(Records drawn from a dataset)
□ □ □ □ □
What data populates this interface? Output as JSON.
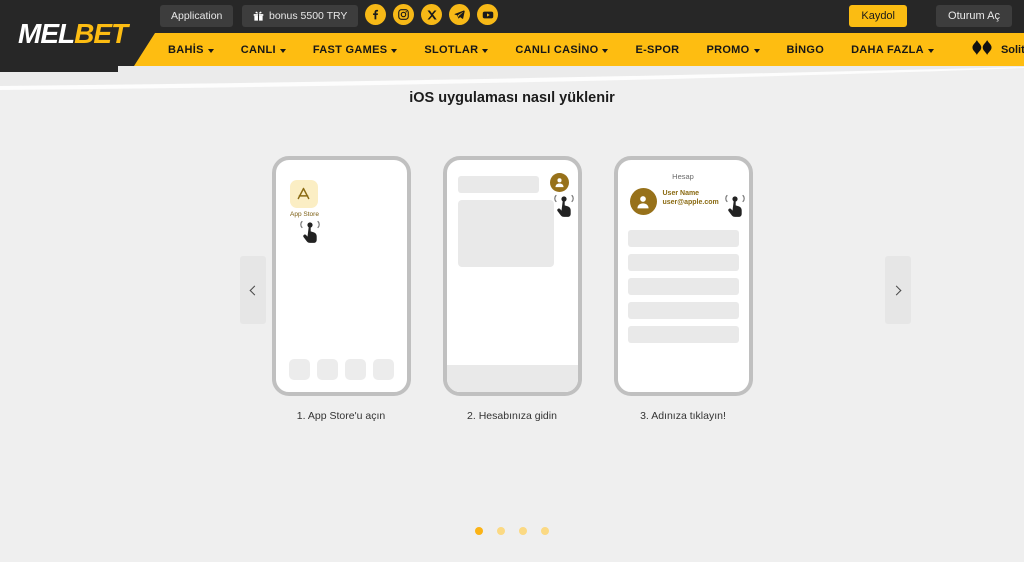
{
  "brand": {
    "logo_primary": "MEL",
    "logo_secondary": "BET",
    "accent_yellow": "#febd11",
    "accent_dark": "#272727"
  },
  "topbar": {
    "application_label": "Application",
    "bonus_label": "bonus 5500 TRY",
    "gift_icon": "gift-icon",
    "socials": [
      {
        "name": "facebook-icon",
        "label": "Facebook"
      },
      {
        "name": "instagram-icon",
        "label": "Instagram"
      },
      {
        "name": "x-twitter-icon",
        "label": "X"
      },
      {
        "name": "telegram-icon",
        "label": "Telegram"
      },
      {
        "name": "youtube-icon",
        "label": "YouTube"
      }
    ],
    "register_label": "Kaydol",
    "login_label": "Oturum Aç"
  },
  "nav": {
    "items": [
      {
        "label": "BAHİS",
        "has_caret": true
      },
      {
        "label": "CANLI",
        "has_caret": true
      },
      {
        "label": "FAST GAMES",
        "has_caret": true
      },
      {
        "label": "SLOTLAR",
        "has_caret": true
      },
      {
        "label": "CANLI CASİNO",
        "has_caret": true
      },
      {
        "label": "E-SPOR",
        "has_caret": false
      },
      {
        "label": "PROMO",
        "has_caret": true
      },
      {
        "label": "BİNGO",
        "has_caret": false
      },
      {
        "label": "DAHA FAZLA",
        "has_caret": true
      }
    ],
    "solitaire_label": "Solitaire",
    "solitaire_icon": "solitaire-diamonds-icon"
  },
  "main": {
    "title": "iOS uygulaması nasıl yüklenir",
    "prev_arrow_icon": "chevron-left-icon",
    "next_arrow_icon": "chevron-right-icon",
    "steps": [
      {
        "caption": "1. App Store'u açın",
        "app_label": "App Store",
        "app_icon": "app-store-icon",
        "tap_icon": "tap-hand-icon"
      },
      {
        "caption": "2. Hesabınıza gidin",
        "avatar_icon": "user-avatar-icon",
        "tap_icon": "tap-hand-icon"
      },
      {
        "caption": "3. Adınıza tıklayın!",
        "screen_title": "Hesap",
        "user_name": "User Name",
        "user_email": "user@apple.com",
        "avatar_icon": "user-avatar-icon",
        "tap_icon": "tap-hand-icon"
      }
    ],
    "pagination": {
      "total": 4,
      "active_index": 0
    }
  }
}
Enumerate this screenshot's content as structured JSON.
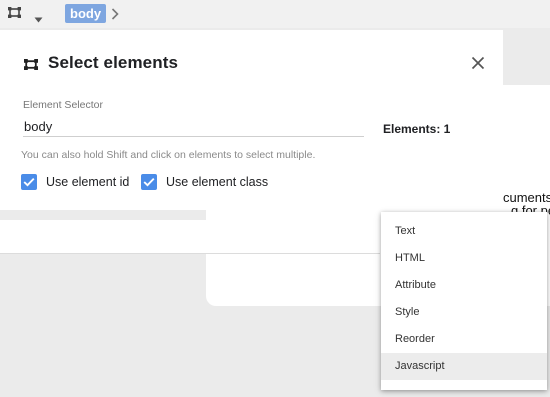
{
  "toolbar": {
    "select_icon": "select-element-icon",
    "caret_icon": "caret-down-icon",
    "breadcrumb": "body",
    "chevron_icon": "chevron-right-icon"
  },
  "background": {
    "text_line1": "cuments",
    "text_line2": "g for pe"
  },
  "dialog": {
    "title": "Select elements",
    "title_icon": "select-element-icon",
    "close_icon": "close-icon",
    "selector_label": "Element Selector",
    "selector_value": "body",
    "elements_count": "Elements: 1",
    "hint": "You can also hold Shift and click on elements to select multiple.",
    "use_id_label": "Use element id",
    "use_id_checked": true,
    "use_class_label": "Use element class",
    "use_class_checked": true,
    "accent_color": "#4a8ce8"
  },
  "menu": {
    "items": [
      {
        "label": "Text"
      },
      {
        "label": "HTML"
      },
      {
        "label": "Attribute"
      },
      {
        "label": "Style"
      },
      {
        "label": "Reorder"
      },
      {
        "label": "Javascript"
      }
    ],
    "highlighted": "Javascript"
  }
}
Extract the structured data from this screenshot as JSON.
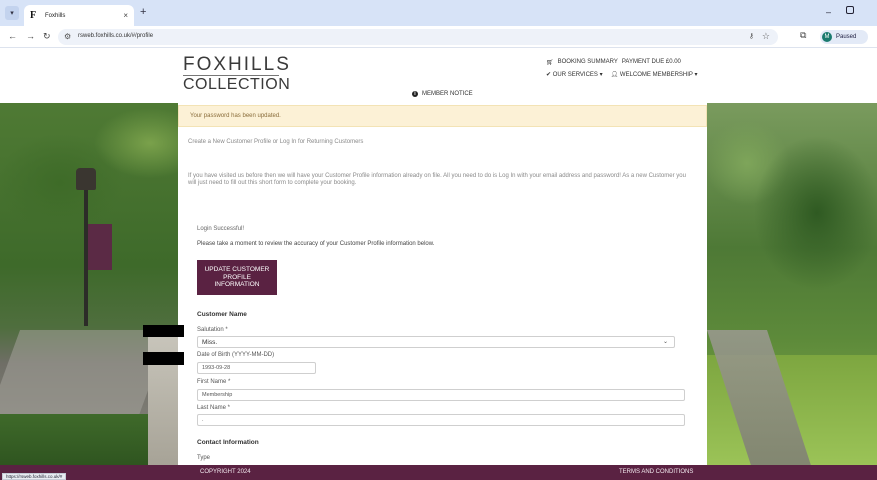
{
  "browser": {
    "tab_title": "Foxhills",
    "tab_favicon": "F",
    "url": "rsweb.foxhills.co.uk/#/profile",
    "profile_status": "Paused",
    "status_bar_url": "https://rsweb.foxhills.co.uk/#"
  },
  "header": {
    "logo_line1": "FOXHILLS",
    "logo_line2": "COLLECTION",
    "booking_summary": "BOOKING SUMMARY",
    "payment_due": "PAYMENT DUE £0.00",
    "our_services": "OUR SERVICES",
    "welcome": "WELCOME MEMBERSHIP",
    "member_notice": "MEMBER NOTICE"
  },
  "alert": {
    "text": "Your password has been updated."
  },
  "intro": {
    "title": "Create a New Customer Profile or Log In for Returning Customers",
    "body": "If you have visited us before then we will have your Customer Profile information already on file. All you need to do is Log In with your email address and password! As a new Customer you will just need to fill out this short form to complete your booking."
  },
  "login": {
    "success": "Login Successful!",
    "review": "Please take a moment to review the accuracy of your Customer Profile information below.",
    "update_button": "UPDATE CUSTOMER PROFILE INFORMATION"
  },
  "customer_name": {
    "heading": "Customer Name",
    "salutation_label": "Salutation *",
    "salutation_value": "Miss.",
    "dob_label": "Date of Birth (YYYY-MM-DD)",
    "dob_value": "1993-09-28",
    "first_name_label": "First Name *",
    "first_name_value": "Membership",
    "last_name_label": "Last Name *",
    "last_name_value": "."
  },
  "contact": {
    "heading": "Contact Information",
    "type_label": "Type"
  },
  "footer": {
    "copyright": "COPYRIGHT 2024",
    "terms": "TERMS AND CONDITIONS"
  },
  "colors": {
    "brand_purple": "#5a2242",
    "alert_bg": "#fcf1d6",
    "alert_text": "#8a6d3b"
  },
  "icons": [
    "chevron-down-icon",
    "close-icon",
    "plus-icon",
    "back-icon",
    "forward-icon",
    "reload-icon",
    "site-settings-icon",
    "key-icon",
    "star-icon",
    "extensions-icon",
    "cart-icon",
    "check-icon",
    "user-icon",
    "info-icon"
  ]
}
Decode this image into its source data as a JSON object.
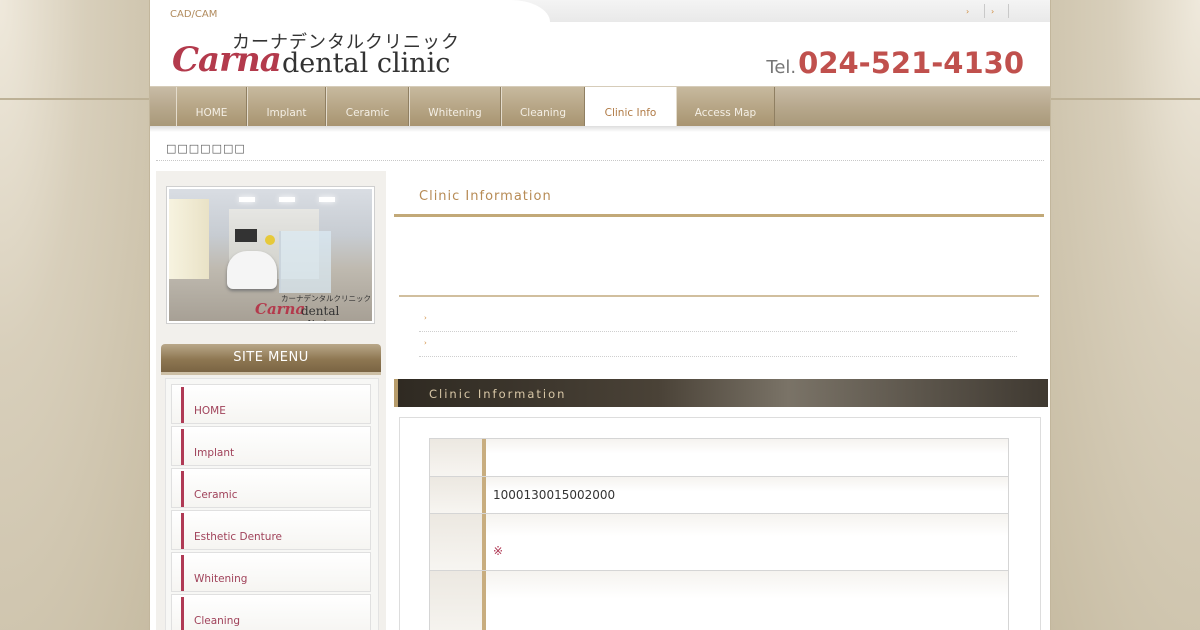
{
  "header": {
    "tagline": "CAD/CAM",
    "top_links": [
      "›",
      "›",
      ""
    ],
    "logo": {
      "jp": "カーナデンタルクリニック",
      "carna": "Carna",
      "dental": "dental clinic"
    },
    "tel_prefix": "Tel.",
    "tel_number": "024-521-4130"
  },
  "nav": {
    "items": [
      {
        "label": "HOME",
        "active": false
      },
      {
        "label": "Implant",
        "active": false
      },
      {
        "label": "Ceramic",
        "active": false
      },
      {
        "label": "Whitening",
        "active": false
      },
      {
        "label": "Cleaning",
        "active": false
      },
      {
        "label": "Clinic Info",
        "active": true
      },
      {
        "label": "Access Map",
        "active": false
      }
    ]
  },
  "breadcrumb": "□□□□□□□",
  "sidebar": {
    "photo_caption": {
      "jp": "カーナデンタルクリニック",
      "carna": "Carna",
      "dental": "dental clinic"
    },
    "menu_title": "SITE MENU",
    "menu_items": [
      "HOME",
      "Implant",
      "Ceramic",
      "Esthetic Denture",
      "Whitening",
      "Cleaning"
    ]
  },
  "main": {
    "heading": "Clinic Information",
    "list_arrows": [
      "›",
      "›"
    ],
    "band_title": "Clinic Information",
    "table": {
      "row1": "",
      "row2": "1000130015002000",
      "row3_note": "※",
      "row4": ""
    }
  },
  "colors": {
    "accent": "#c0504d",
    "brand_pink": "#b03a55",
    "gold": "#c2a978"
  }
}
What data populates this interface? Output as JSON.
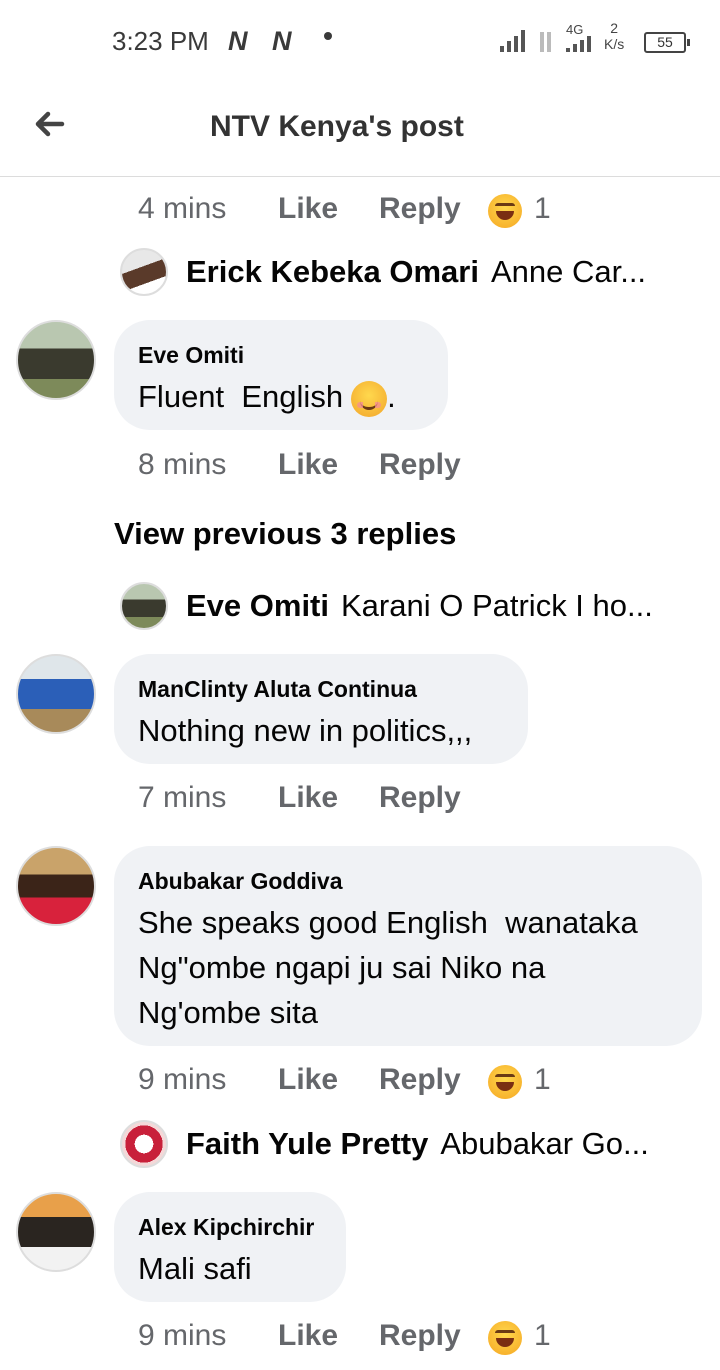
{
  "status_bar": {
    "time": "3:23 PM",
    "notif1": "N",
    "notif2": "N",
    "network": "4G",
    "speed_value": "2",
    "speed_unit": "K/s",
    "battery": "55"
  },
  "header": {
    "title": "NTV Kenya's post",
    "back_icon": "arrow-left-icon"
  },
  "comments": [
    {
      "meta": {
        "time": "4 mins",
        "like": "Like",
        "reply": "Reply",
        "reaction_count": "1"
      },
      "reply_preview": {
        "name": "Erick Kebeka Omari",
        "snippet": "Anne Car..."
      }
    },
    {
      "author": "Eve Omiti",
      "text": "Fluent  English",
      "text_suffix": ".",
      "meta": {
        "time": "8 mins",
        "like": "Like",
        "reply": "Reply"
      },
      "view_previous": "View previous 3 replies",
      "reply_preview": {
        "name": "Eve Omiti",
        "snippet": "Karani O Patrick I ho..."
      }
    },
    {
      "author": "ManClinty Aluta Continua",
      "text": "Nothing new in politics,,,",
      "meta": {
        "time": "7 mins",
        "like": "Like",
        "reply": "Reply"
      }
    },
    {
      "author": "Abubakar Goddiva",
      "text": "She speaks good English  wanataka Ng\"ombe ngapi ju sai Niko na Ng'ombe sita",
      "meta": {
        "time": "9 mins",
        "like": "Like",
        "reply": "Reply",
        "reaction_count": "1"
      },
      "reply_preview": {
        "name": "Faith Yule Pretty",
        "snippet": "Abubakar Go..."
      }
    },
    {
      "author": "Alex Kipchirchir",
      "text": "Mali safi",
      "meta": {
        "time": "9 mins",
        "like": "Like",
        "reply": "Reply",
        "reaction_count": "1"
      }
    }
  ],
  "colors": {
    "bubble": "#f0f2f5",
    "meta_text": "#65676b",
    "text": "#050505"
  }
}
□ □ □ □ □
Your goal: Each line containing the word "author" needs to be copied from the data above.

Solution to this task:
      "author": "Eve Omiti",
      "author": "ManClinty Aluta Continua",
      "author": "Abubakar Goddiva",
      "author": "Alex Kipchirchir",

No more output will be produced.